What were the effects of the Soviet invasion of Afghanistan?

What were the effects of the Soviet invasion of Afghanistan?

The long-term impact of the invasion and subsequent war was profound. First, the Soviets never recovered from the public relations and financial losses, which significantly contributed to the fall of the Soviet empire in 1991. Secondly, the war created a breeding ground for terrorism and the rise of Osama bin Laden.
What was America’s reaction to the Soviet invasion of Afghanistan?
The United States and its European allies, guided by their own doctrine of containment, sharply criticized the Soviet move into Afghanistan and devised numerous measures to compel Moscow to withdraw.

What effects did the Soviet invasion of Afghanistan have on the United States quizlet?

What were the further consequences the Soviet invasion of Afghanistan on the USA? It persuaded many Americans that the Soviet Union couldn’t be trusted, this helped lead to the election of Reagan in 1980 because he was anti-communist.
How did the Soviet invasion of Afghanistan affect the Cold War?
Ultimately, the Afghan invasion and the renewed confrontation with the west it caused led to the fall of communism in not only Russia but throughout Europe.

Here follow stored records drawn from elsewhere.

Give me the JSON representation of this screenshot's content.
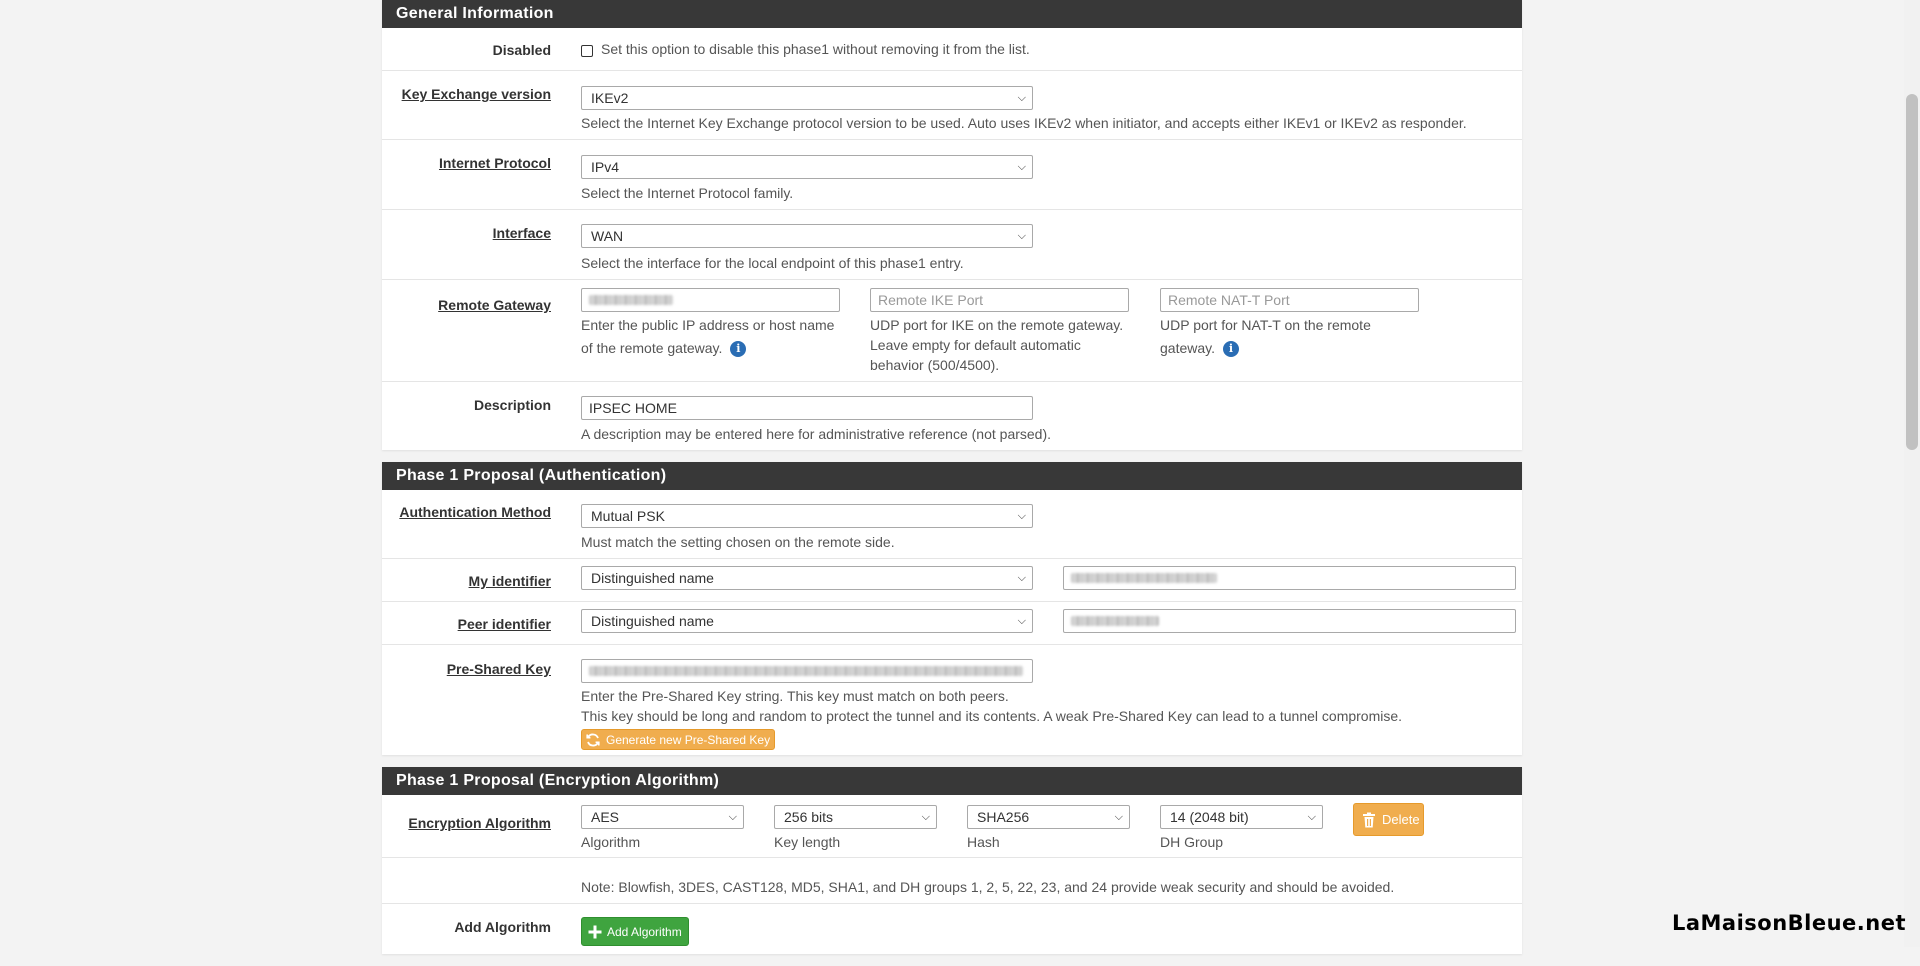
{
  "general": {
    "heading": "General Information",
    "disabled": {
      "label": "Disabled",
      "help": "Set this option to disable this phase1 without removing it from the list."
    },
    "key_exchange": {
      "label": "Key Exchange version",
      "value": "IKEv2",
      "help": "Select the Internet Key Exchange protocol version to be used. Auto uses IKEv2 when initiator, and accepts either IKEv1 or IKEv2 as responder."
    },
    "internet_protocol": {
      "label": "Internet Protocol",
      "value": "IPv4",
      "help": "Select the Internet Protocol family."
    },
    "interface": {
      "label": "Interface",
      "value": "WAN",
      "help": "Select the interface for the local endpoint of this phase1 entry."
    },
    "remote_gateway": {
      "label": "Remote Gateway",
      "help_host_line1": "Enter the public IP address or host name",
      "help_host_line2": "of the remote gateway.",
      "ike_port_placeholder": "Remote IKE Port",
      "ike_help_line1": "UDP port for IKE on the remote gateway.",
      "ike_help_line2": "Leave empty for default automatic",
      "ike_help_line3": "behavior (500/4500).",
      "natt_port_placeholder": "Remote NAT-T Port",
      "natt_help_line1": "UDP port for NAT-T on the remote",
      "natt_help_line2": "gateway."
    },
    "description": {
      "label": "Description",
      "value": "IPSEC HOME",
      "help": "A description may be entered here for administrative reference (not parsed)."
    }
  },
  "auth": {
    "heading": "Phase 1 Proposal (Authentication)",
    "method": {
      "label": "Authentication Method",
      "value": "Mutual PSK",
      "help": "Must match the setting chosen on the remote side."
    },
    "my_identifier": {
      "label": "My identifier",
      "value": "Distinguished name"
    },
    "peer_identifier": {
      "label": "Peer identifier",
      "value": "Distinguished name"
    },
    "psk": {
      "label": "Pre-Shared Key",
      "help_line1": "Enter the Pre-Shared Key string. This key must match on both peers.",
      "help_line2": "This key should be long and random to protect the tunnel and its contents. A weak Pre-Shared Key can lead to a tunnel compromise.",
      "generate_label": "Generate new Pre-Shared Key"
    }
  },
  "encryption": {
    "heading": "Phase 1 Proposal (Encryption Algorithm)",
    "label": "Encryption Algorithm",
    "algorithm": {
      "value": "AES",
      "caption": "Algorithm"
    },
    "key_length": {
      "value": "256 bits",
      "caption": "Key length"
    },
    "hash": {
      "value": "SHA256",
      "caption": "Hash"
    },
    "dh_group": {
      "value": "14 (2048 bit)",
      "caption": "DH Group"
    },
    "delete_label": "Delete",
    "note": "Note: Blowfish, 3DES, CAST128, MD5, SHA1, and DH groups 1, 2, 5, 22, 23, and 24 provide weak security and should be avoided.",
    "add_label": "Add Algorithm",
    "add_button_label": "Add Algorithm"
  },
  "watermark": "LaMaisonBleue.net",
  "icons": {
    "chevron": "chevron-down-icon",
    "info": "info-icon",
    "refresh": "refresh-icon",
    "trash": "trash-icon",
    "plus": "plus-icon"
  },
  "colors": {
    "heading_bg": "#383838",
    "info": "#2a6db4",
    "warning": "#f0ad4e",
    "success": "#3fa43f"
  }
}
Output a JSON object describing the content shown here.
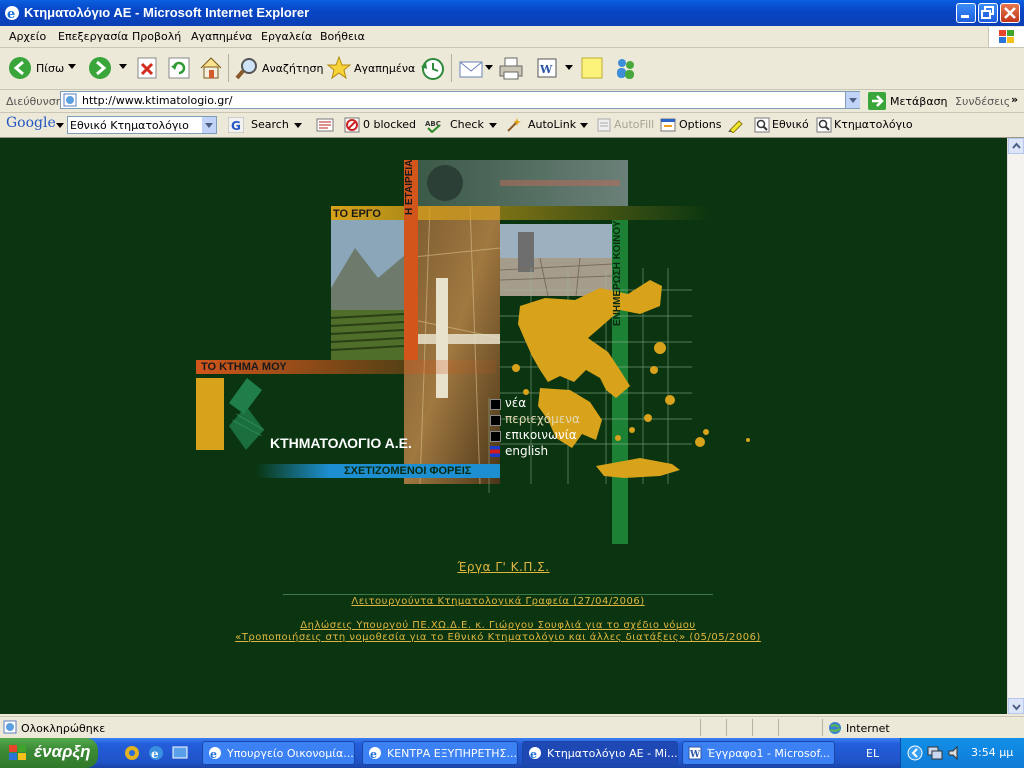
{
  "window": {
    "title": "Κτηματολόγιο ΑΕ - Microsoft Internet Explorer"
  },
  "menu": [
    "Αρχείο",
    "Επεξεργασία",
    "Προβολή",
    "Αγαπημένα",
    "Εργαλεία",
    "Βοήθεια"
  ],
  "toolbar": {
    "back": "Πίσω",
    "search": "Αναζήτηση",
    "favorites": "Αγαπημένα"
  },
  "address": {
    "label": "Διεύθυνση",
    "url": "http://www.ktimatologio.gr/",
    "go": "Μετάβαση",
    "links": "Συνδέσεις"
  },
  "googlebar": {
    "logo": "Google",
    "query": "Εθνικό Κτηματολόγιο",
    "search": "Search",
    "blocked": "0 blocked",
    "check": "Check",
    "autolink": "AutoLink",
    "autofill": "AutoFill",
    "options": "Options",
    "term1": "Εθνικό",
    "term2": "Κτηματολόγιο"
  },
  "page": {
    "to_ergo": "ΤΟ ΕΡΓΟ",
    "h_etaireia": "Η ΕΤΑΙΡΕΙΑ",
    "enimerosi": "ΕΝΗΜΕΡΩΣΗ ΚΟΙΝΟΥ",
    "to_ktima": "ΤΟ ΚΤΗΜΑ ΜΟΥ",
    "logo_text": "ΚΤΗΜΑΤΟΛΟΓΙΟ Α.Ε.",
    "foreis": "ΣΧΕΤΙΖΟΜΕΝΟΙ ΦΟΡΕΙΣ",
    "nav": [
      "νέα",
      "περιεχόμενα",
      "επικοινωνία",
      "english"
    ],
    "link_main": "Έργα Γ' Κ.Π.Σ.",
    "link_offices": "Λειτουργούντα Κτηματολογικά Γραφεία (27/04/2006)",
    "link_decl_1": "Δηλώσεις Υπουργού ΠΕ.ΧΩ.Δ.Ε. κ. Γιώργου Σουφλιά για το σχέδιο νόμου",
    "link_decl_2": "«Τροποποιήσεις στη νομοθεσία για το Εθνικό Κτηματολόγιο και άλλες διατάξεις» (05/05/2006)"
  },
  "status": {
    "text": "Ολοκληρώθηκε",
    "zone": "Internet"
  },
  "taskbar": {
    "start": "έναρξη",
    "tasks": [
      "Υπουργείο Οικονομία...",
      "ΚΕΝΤΡΑ ΕΞΥΠΗΡΕΤΗΣ...",
      "Κτηματολόγιο ΑΕ - Mi...",
      "Έγγραφο1 - Microsof..."
    ],
    "lang": "EL",
    "clock": "3:54 μμ"
  },
  "colors": {
    "page_bg": "#0a3510",
    "gold": "#d8a21a",
    "orange": "#d2561c",
    "blue": "#1d8fd0",
    "green": "#1f8a3a",
    "link": "#e0b640"
  }
}
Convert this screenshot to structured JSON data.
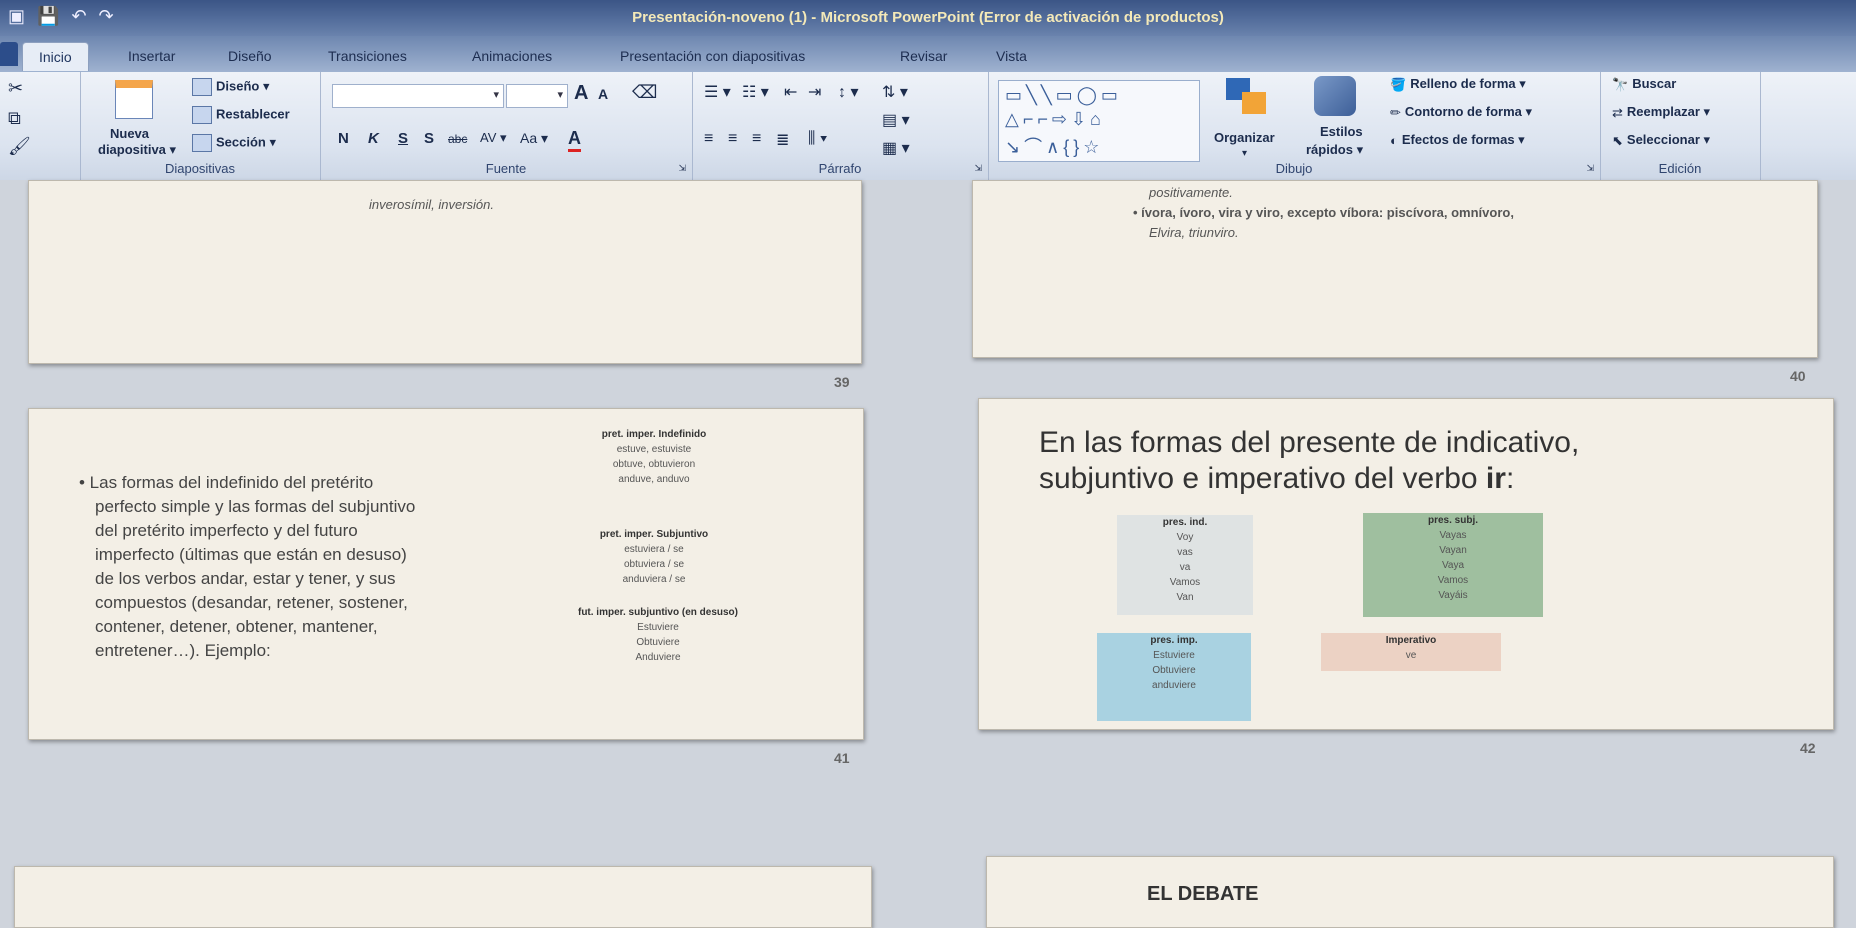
{
  "window": {
    "title": "Presentación-noveno (1) - Microsoft PowerPoint (Error de activación de productos)"
  },
  "tabs": [
    "Inicio",
    "Insertar",
    "Diseño",
    "Transiciones",
    "Animaciones",
    "Presentación con diapositivas",
    "Revisar",
    "Vista"
  ],
  "ribbon": {
    "diapositivas": {
      "nueva": "Nueva",
      "diapositiva": "diapositiva",
      "diseno": "Diseño",
      "restablecer": "Restablecer",
      "seccion": "Sección",
      "group_label": "Diapositivas"
    },
    "fuente": {
      "bold": "N",
      "italic": "K",
      "underline": "S",
      "strike": "S",
      "grow": "A",
      "shrink": "A",
      "case": "Aa",
      "color": "A",
      "group_label": "Fuente"
    },
    "parrafo": {
      "group_label": "Párrafo"
    },
    "dibujo": {
      "organizar": "Organizar",
      "estilos": "Estilos",
      "rapidos": "rápidos",
      "relleno": "Relleno de forma",
      "contorno": "Contorno de forma",
      "efectos": "Efectos de formas",
      "group_label": "Dibujo"
    },
    "edicion": {
      "buscar": "Buscar",
      "reemplazar": "Reemplazar",
      "seleccionar": "Seleccionar",
      "group_label": "Edición"
    }
  },
  "slides": {
    "s39": {
      "number": "39",
      "text": "inverosímil, inversión."
    },
    "s40": {
      "number": "40",
      "line1": "positivamente.",
      "line2": "• ívora, ívoro, vira y viro, excepto víbora: piscívora, omnívoro,",
      "line3": "Elvira, triunviro."
    },
    "s41": {
      "number": "41",
      "bullet_lines": [
        "• Las formas del indefinido del pretérito",
        "perfecto simple y las formas del subjuntivo",
        "del pretérito imperfecto y del futuro",
        "imperfecto (últimas que están en desuso)",
        "de los verbos andar, estar y tener, y sus",
        "compuestos (desandar, retener, sostener,",
        "contener, detener, obtener, mantener,",
        "entretener…). Ejemplo:"
      ],
      "block1": {
        "heading": "pret. imper. Indefinido",
        "lines": [
          "estuve, estuviste",
          "obtuve, obtuvieron",
          "anduve, anduvo"
        ]
      },
      "block2": {
        "heading": "pret. imper. Subjuntivo",
        "lines": [
          "estuviera / se",
          "obtuviera / se",
          "anduviera / se"
        ]
      },
      "block3": {
        "heading": "fut. imper. subjuntivo (en desuso)",
        "lines": [
          "Estuviere",
          "Obtuviere",
          "Anduviere"
        ]
      }
    },
    "s42": {
      "number": "42",
      "title_line1": "En las formas del presente de indicativo,",
      "title_line2_start": "subjuntivo e imperativo  del verbo ",
      "title_line2_bold": "ir",
      "title_line2_end": ":",
      "box_ind": {
        "heading": "pres. ind.",
        "lines": [
          "Voy",
          "vas",
          "va",
          "Vamos",
          "Van"
        ],
        "color": "#dfe3e3"
      },
      "box_subj": {
        "heading": "pres. subj.",
        "lines": [
          "Vayas",
          "Vayan",
          "Vaya",
          "Vamos",
          "Vayáis"
        ],
        "color": "#9fbf9f"
      },
      "box_imp": {
        "heading": "pres. imp.",
        "lines": [
          "Estuviere",
          "Obtuviere",
          "anduviere"
        ],
        "color": "#a9d2e1"
      },
      "box_imperativo": {
        "heading": "Imperativo",
        "lines": [
          "ve"
        ],
        "color": "#ecd2c4"
      }
    },
    "s44": {
      "title": "EL DEBATE"
    }
  }
}
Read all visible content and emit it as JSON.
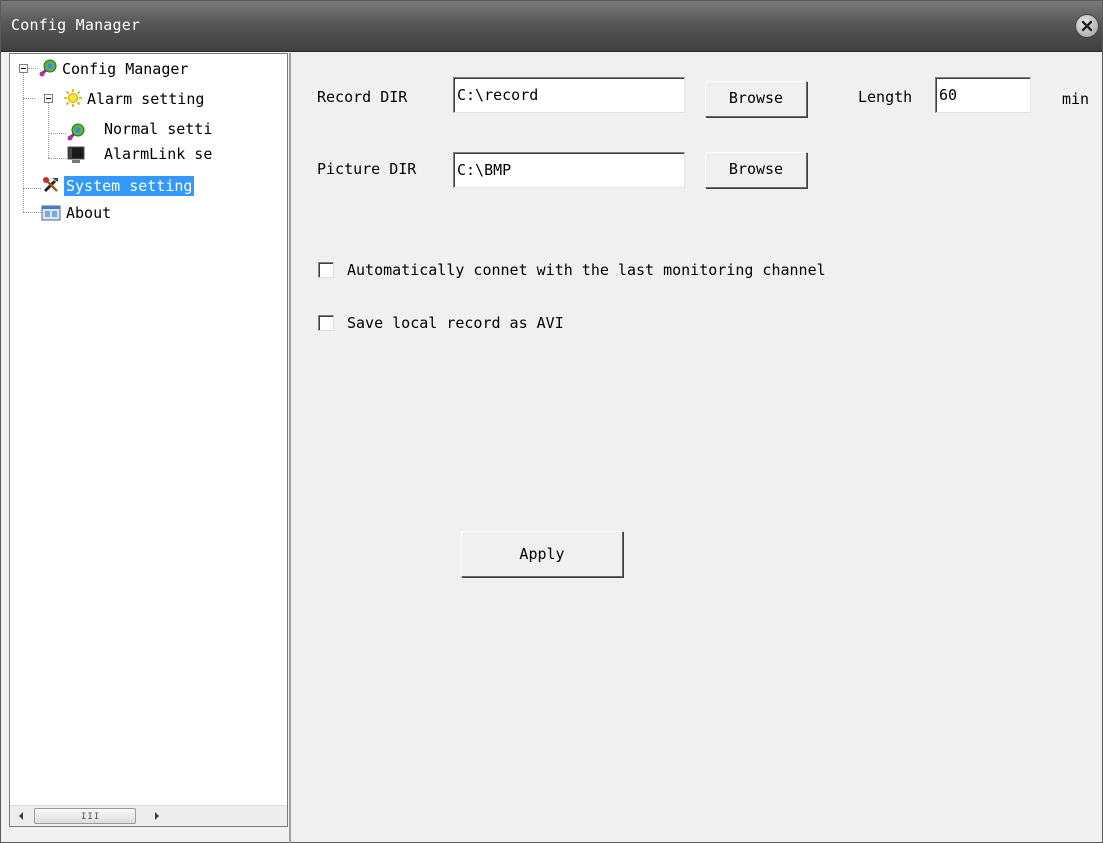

Communism proved itself a failed model and the renewed cold war strained the communist system more than it could take.
Why did the Soviet invasion of Afghanistan fail?
During this almost ten years lasting war, which ended with the withdrawal of the Red Army in February 1989, the Soviet Union failed to defeat the Mujahedin primarily due to an initially false strategic alignment and severe tactical deficiencies.
What are two consequences of the Soviet invasion of Afghanistan?
In the brutal nine-year conflict, an estimated one million civilians were killed, as well as 90,000 Mujahideen fighters and 18,000 Afghan troops. The country was left in ruins. Several million Afghans had either fled to Pakistan for refuge or had become internal refugees.

What was the cause of the Soviet invasion of Afghanistan?

Expanding upon those factors central to Soviet decision-making in 1979, this essay will argue that the Soviet decision to invade Afghanistan was foremost driven by the security concerns a rapidly weakening Afghanistan, vulnerable to Islamic extremism and Western encroachment, posed to the Soviet Union’s southern …
Who won the Soviet invasion of Afghanistan?
Soviet–Afghan War
|Date||December 24, 1979 – February 15, 1989 (9 years, 1 month, 3 weeks and 1 day)|
|Location||Afghanistan|
|Result||Soviet failure and Afghan mujahideen victory Geneva Accords (1988) Withdrawal of Soviet forces from Afghanistan Afghan Civil War continues|

What was the major result of the Soviet Afghan war?

562,000–2,000,000 killed. 5 million refugees outside Afghanistan….Soviet–Afghan War.
|Date||December 24, 1979 – February 15, 1989 (9 years, 1 month, 3 weeks and 1 day)|
|Location||Afghanistan|
|Result||Soviet failure and Afghan mujahideen victory Geneva Accords (1988) Withdrawal of Soviet forces from Afghanistan Afghan Civil War continues|
What were two consequences of the Soviet invasion of Afghanistan?
Why did China support the mujahideen?
China responded to the Soviet war in Afghanistan by supporting the Afghan mujahideen and ramping up their military presence near Afghanistan in Xinjiang. China saw the Soviet presence as a regional threat to itself (to prevent the USSR from encircling China) and a threat to its ally Pakistan.
Why did the USSR fall?
Gorbachev’s decision to allow elections with a multi-party system and create a presidency for the Soviet Union began a slow process of democratization that eventually destabilized Communist control and contributed to the collapse of the Soviet Union.

How did the Soviet occupation of Afghanistan end?

The Soviet Occupation of Afghanistan. But Najibullah also was unable to control the Mujahadeen, and when the Geneva Accords, overseen by the United Nations and guaranteed by the United States and the Soviet Union, were signed in April 1988, they effectively ended the war.
What was the US response to the Soviet invasion of Afghanistan?
The Soviet Invasion of Afghanistan and the U.S. Response, 1978–1980 At the end of December 1979, the Soviet Union sent thousands of troops into Afghanistan and immediately assumed complete military and political control of Kabul and large portions of the country.

How did the Soviet-Afghan War affect the Cold War?

In a role reversal from previous Cold War conflicts, the Soviet Union began to fight a counter-insurgency against rebel groups ultimately supported and armed by the United States. The Soviet-Afghan War (1979-89) had a detrimental effect on every element of the Soviet Union.
How did the Soviets defeat the Mujahideen in Afghanistan?
The mujahideen were eventually able to neutralize Soviet air power through the use of shoulder-fired antiaircraft missiles supplied by the Soviet Union’s Cold War adversary, the United States. Soviet helicopter and tank operations in the Afghan War, Afghanistan, 1984. Get a Britannica Premium subscription and gain access to exclusive content.